I also bought three Austers at £300 each to continue the flying club and it is interesting to note that at that time the charges were £1.75 per hour solo and slightly more for dual. One of these was the famous XT from which Setty’s body was dropped after his murder. 

I soon discovered that running a flying club required more time than I had available, and I asked my own old friend Ron Payne who was manager of Wolverhampton Aviation to take over management of the club. His activities ultimately led to the formation of the London School of Flying. It is a curiosity of law that an assistant instructor without a commercial license is only entitled to give instruction in flying for a payment if both the instructor and the pupil are members of the same flying club. The Elstree Flying Club was therefore formed for this purpose with myself as proprietor and originally it also supplied food and drink, etc. However, there came a change in the licensing laws and only ‘‘Members Clubs’’ could obtain a license - hence the formation of the Elstree Aero Club. A major step was the grant of Customs facilities, which occurred in October 1968.

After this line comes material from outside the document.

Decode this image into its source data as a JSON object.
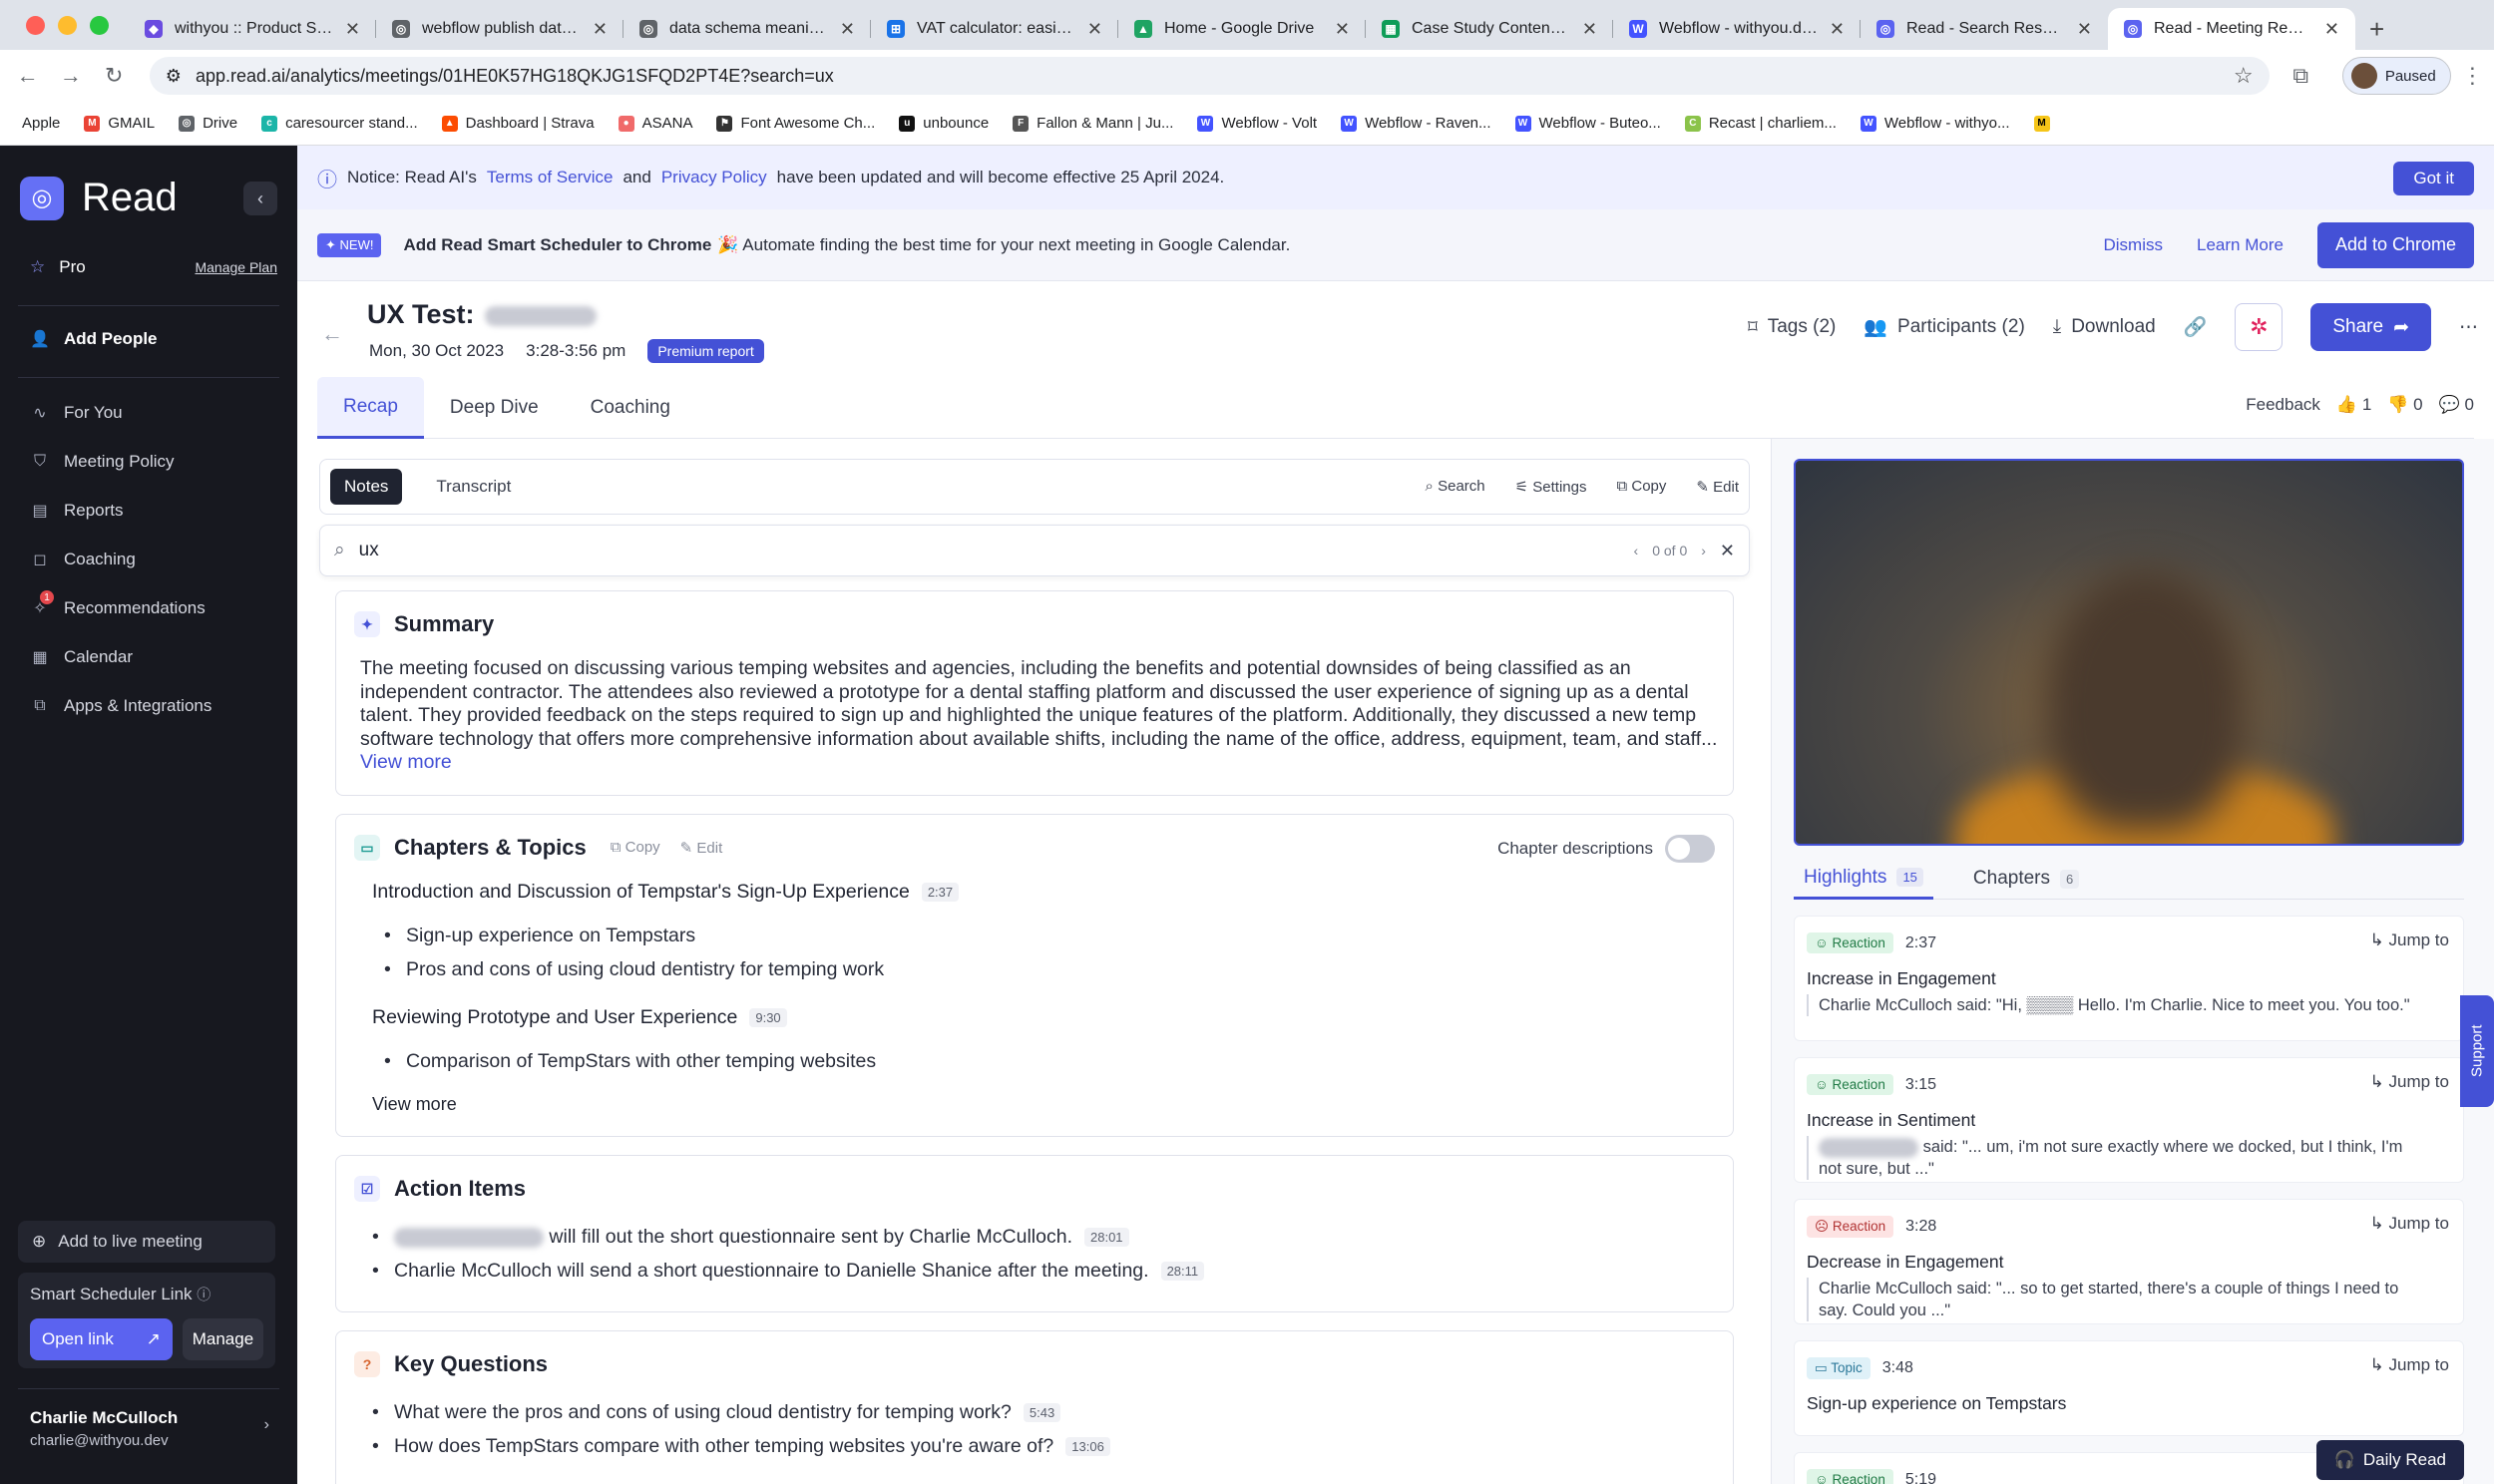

Elstree Aerodrome has always been particularly fortunate with its staff. Originally there was one man, Joe Floyd, who performed much the same tasks as Tom Kilcoyne. He was paid what was then the fantastically high salary of £8 per week. The next to arrive was “Jock’’ who intended to work for 3 days with a view to earning a little extra for Hogmanay, and completed 29 years with us.

In the early days there was great emphasis on agriculture in this country which was heavily and directly subsidised. Accordingly, the Aerodrome produced a barley crop every year for ten years and the crop was dried in a small white building behind the hangar. We also grew an experimental crop of sugar beet, but it never came to anything. Ultimately we allowed this agricultural area to be a tip for rubble, which provided the more or less level area extending from the London School of Flying to the Control Tower. Previously this was quite a steep slope. Other major works were the construction of the sewage plant, a new fuel installation, the Control Tower and some more or less hard standing at the bottom end for light aircraft. This was achieved by allowing the space to be used for the storage of gas pipelines provided the contractors left the area fit for heavy lorries.

As for the future, I foresee no major developments. I think the present usage of EIstree Aerodrome is just about in balance with the air space available in the immediate vicinity.



London Elstree Aerodrome | Borehamwood | Herts WD6 3AW | tel: 020 8236 9308

 © MAK Aviation 2019